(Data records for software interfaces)
--------

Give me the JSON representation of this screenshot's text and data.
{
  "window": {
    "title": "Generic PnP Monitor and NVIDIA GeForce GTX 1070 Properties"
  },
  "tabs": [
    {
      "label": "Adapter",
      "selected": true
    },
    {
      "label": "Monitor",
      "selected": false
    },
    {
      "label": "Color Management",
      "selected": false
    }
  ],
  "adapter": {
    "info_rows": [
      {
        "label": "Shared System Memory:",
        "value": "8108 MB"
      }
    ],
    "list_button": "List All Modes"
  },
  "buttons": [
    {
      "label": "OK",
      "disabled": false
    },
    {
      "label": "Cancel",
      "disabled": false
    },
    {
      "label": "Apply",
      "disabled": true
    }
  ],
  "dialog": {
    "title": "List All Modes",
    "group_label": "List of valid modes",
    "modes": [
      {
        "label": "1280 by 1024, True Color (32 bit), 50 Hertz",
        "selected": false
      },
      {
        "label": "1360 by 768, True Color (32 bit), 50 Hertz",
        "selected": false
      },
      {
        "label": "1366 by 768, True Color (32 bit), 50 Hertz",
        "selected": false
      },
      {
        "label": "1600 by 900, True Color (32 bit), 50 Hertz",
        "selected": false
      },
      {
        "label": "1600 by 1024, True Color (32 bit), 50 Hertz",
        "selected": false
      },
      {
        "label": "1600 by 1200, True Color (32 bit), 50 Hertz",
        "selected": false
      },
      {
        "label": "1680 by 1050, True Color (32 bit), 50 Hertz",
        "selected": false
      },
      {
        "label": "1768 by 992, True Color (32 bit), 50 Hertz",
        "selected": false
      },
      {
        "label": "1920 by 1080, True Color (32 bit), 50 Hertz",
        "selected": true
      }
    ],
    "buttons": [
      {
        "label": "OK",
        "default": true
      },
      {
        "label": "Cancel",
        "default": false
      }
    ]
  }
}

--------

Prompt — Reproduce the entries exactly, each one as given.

Solved exercise —
Give me the JSON representation of this screenshot's text and data.
{
  "window": {
    "title": "Generic PnP Monitor and NVIDIA GeForce GTX 1070 Properties"
  },
  "tabs": [
    {
      "label": "Adapter",
      "selected": true
    },
    {
      "label": "Monitor",
      "selected": false
    },
    {
      "label": "Color Management",
      "selected": false
    }
  ],
  "adapter": {
    "info_rows": [
      {
        "label": "Shared System Memory:",
        "value": "8108 MB"
      }
    ],
    "list_button": "List All Modes"
  },
  "buttons": [
    {
      "label": "OK",
      "disabled": false
    },
    {
      "label": "Cancel",
      "disabled": false
    },
    {
      "label": "Apply",
      "disabled": true
    }
  ],
  "dialog": {
    "title": "List All Modes",
    "group_label": "List of valid modes",
    "modes": [
      {
        "label": "1280 by 1024, True Color (32 bit), 50 Hertz",
        "selected": false
      },
      {
        "label": "1360 by 768, True Color (32 bit), 50 Hertz",
        "selected": false
      },
      {
        "label": "1366 by 768, True Color (32 bit), 50 Hertz",
        "selected": false
      },
      {
        "label": "1600 by 900, True Color (32 bit), 50 Hertz",
        "selected": false
      },
      {
        "label": "1600 by 1024, True Color (32 bit), 50 Hertz",
        "selected": false
      },
      {
        "label": "1600 by 1200, True Color (32 bit), 50 Hertz",
        "selected": false
      },
      {
        "label": "1680 by 1050, True Color (32 bit), 50 Hertz",
        "selected": false
      },
      {
        "label": "1768 by 992, True Color (32 bit), 50 Hertz",
        "selected": false
      },
      {
        "label": "1920 by 1080, True Color (32 bit), 50 Hertz",
        "selected": true
      }
    ],
    "buttons": [
      {
        "label": "OK",
        "default": true
      },
      {
        "label": "Cancel",
        "default": false
      }
    ]
  }
}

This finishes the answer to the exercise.